Provided records:
################
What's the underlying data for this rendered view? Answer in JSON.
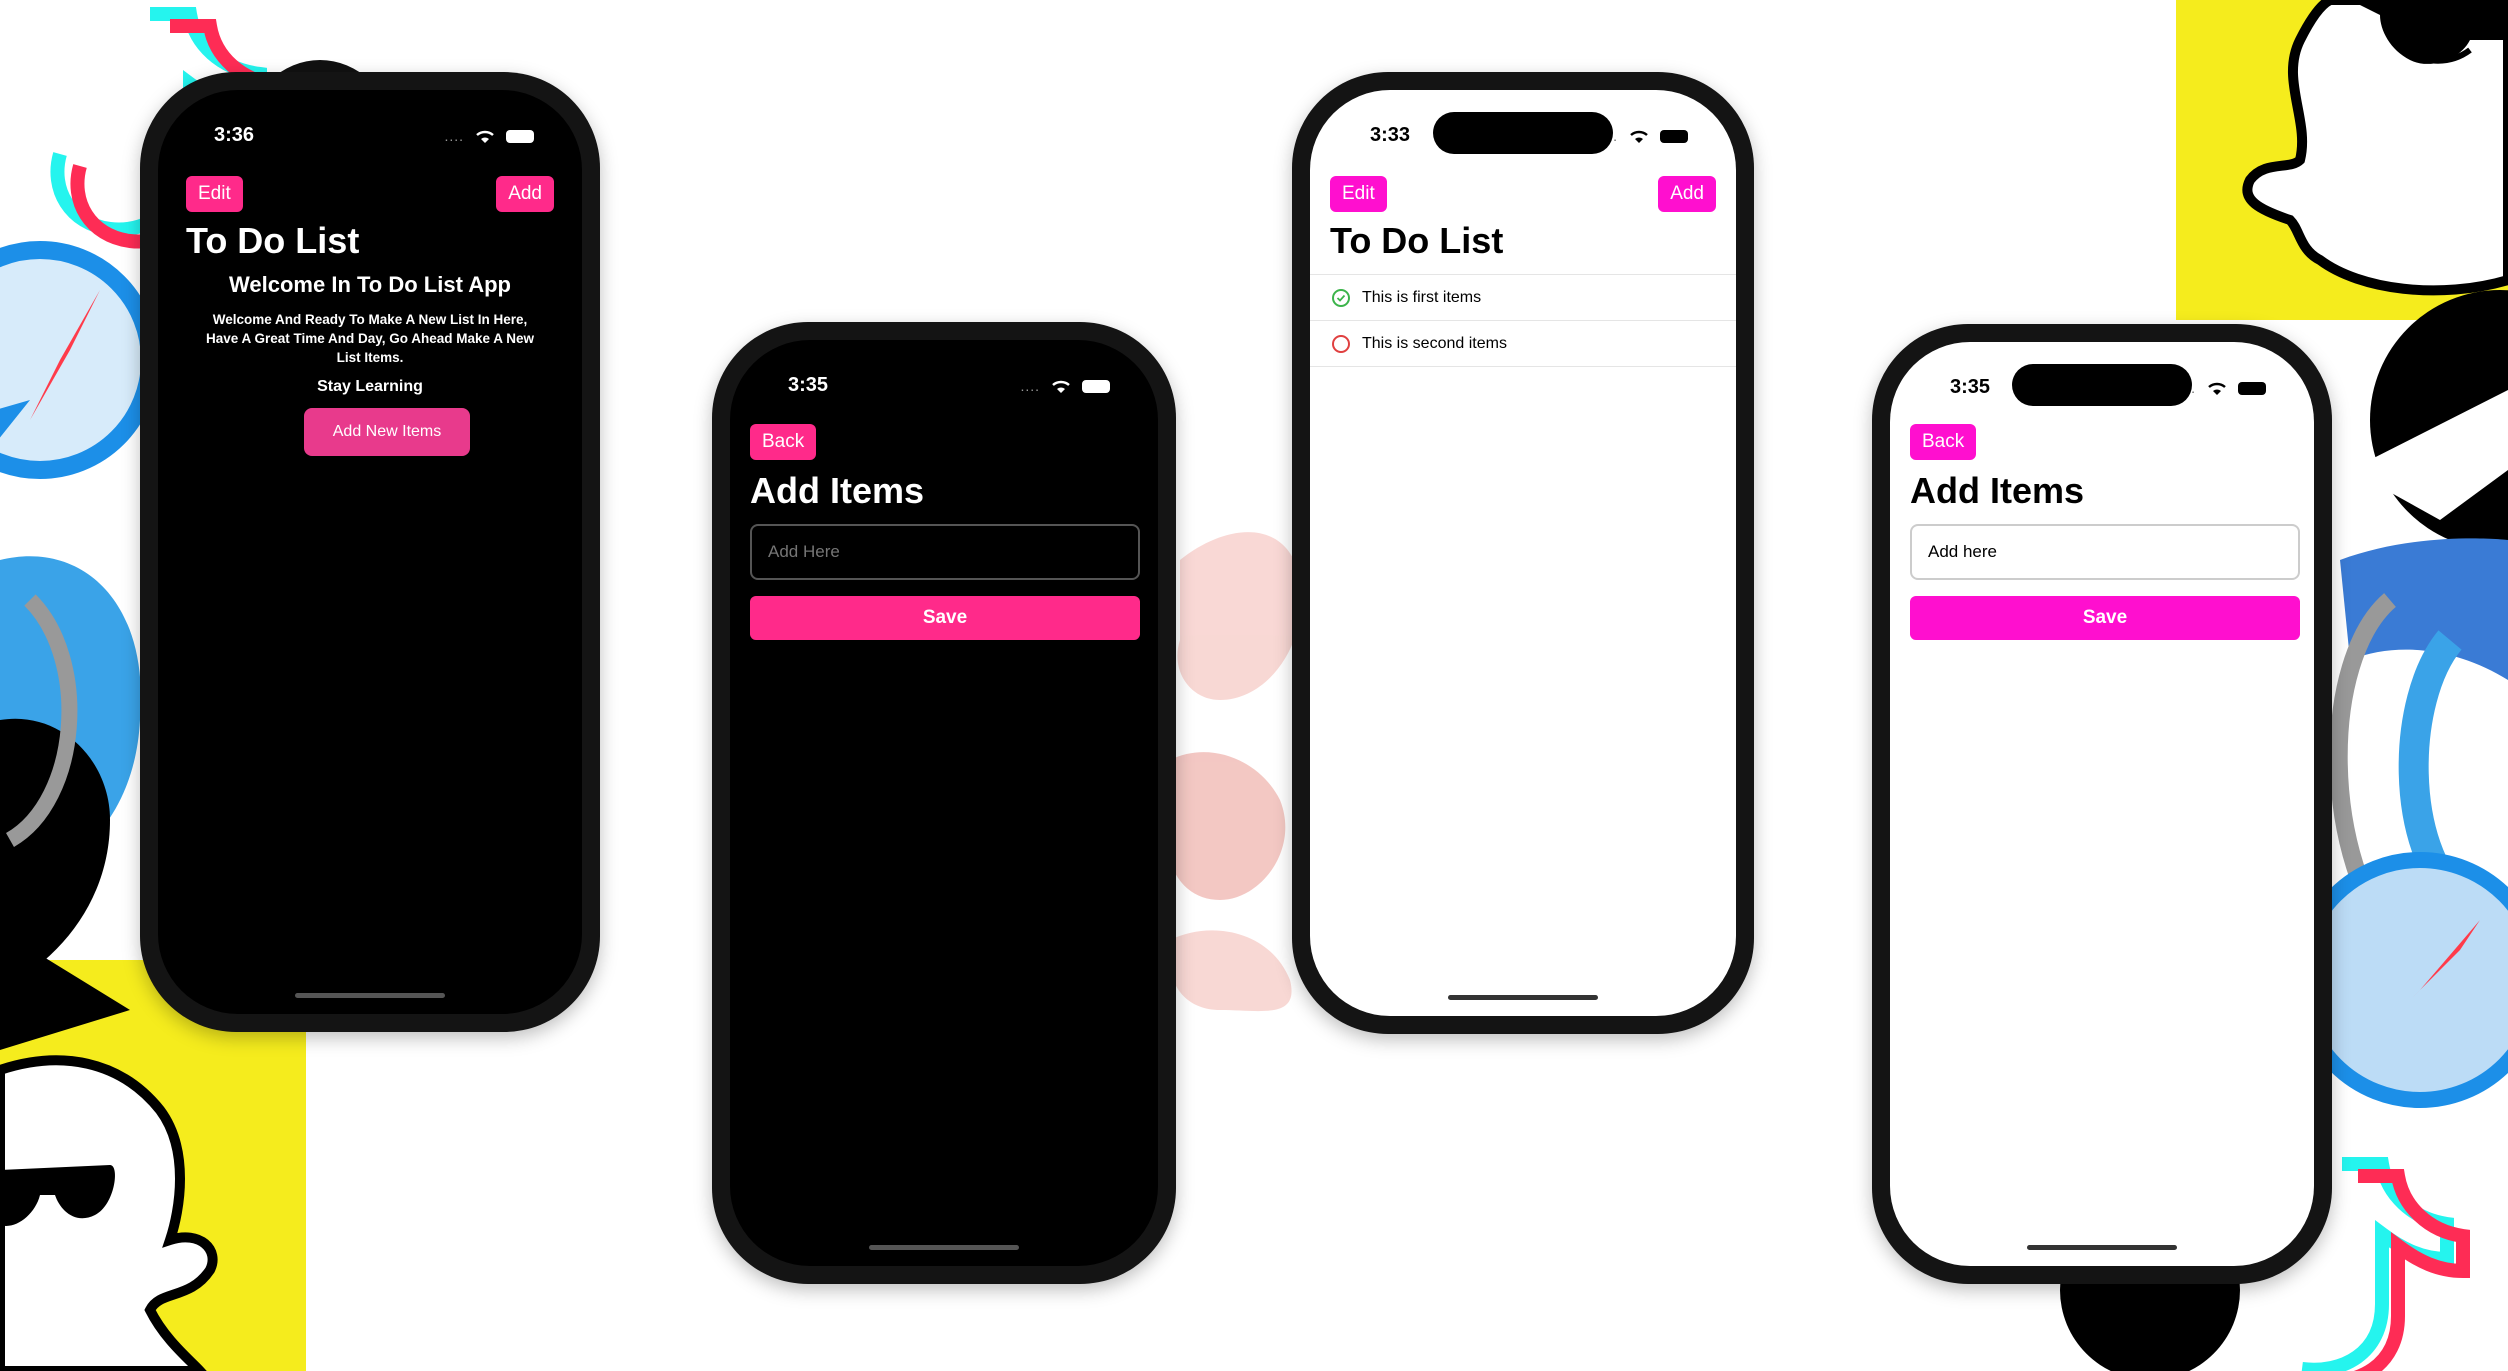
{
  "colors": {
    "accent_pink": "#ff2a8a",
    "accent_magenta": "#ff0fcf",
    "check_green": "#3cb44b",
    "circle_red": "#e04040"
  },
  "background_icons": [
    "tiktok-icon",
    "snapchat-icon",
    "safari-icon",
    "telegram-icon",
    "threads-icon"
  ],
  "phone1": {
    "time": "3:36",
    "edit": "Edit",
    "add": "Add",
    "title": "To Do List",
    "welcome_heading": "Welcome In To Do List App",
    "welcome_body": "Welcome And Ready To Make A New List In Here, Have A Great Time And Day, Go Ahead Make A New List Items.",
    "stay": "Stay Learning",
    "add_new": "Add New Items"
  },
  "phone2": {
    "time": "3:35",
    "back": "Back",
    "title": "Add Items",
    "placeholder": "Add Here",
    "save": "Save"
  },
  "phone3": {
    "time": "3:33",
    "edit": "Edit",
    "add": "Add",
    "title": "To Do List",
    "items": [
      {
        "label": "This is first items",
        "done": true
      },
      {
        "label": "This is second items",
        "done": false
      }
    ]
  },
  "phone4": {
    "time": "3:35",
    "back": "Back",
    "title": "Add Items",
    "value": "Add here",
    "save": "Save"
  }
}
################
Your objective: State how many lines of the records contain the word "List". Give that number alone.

Output for this exercise: 4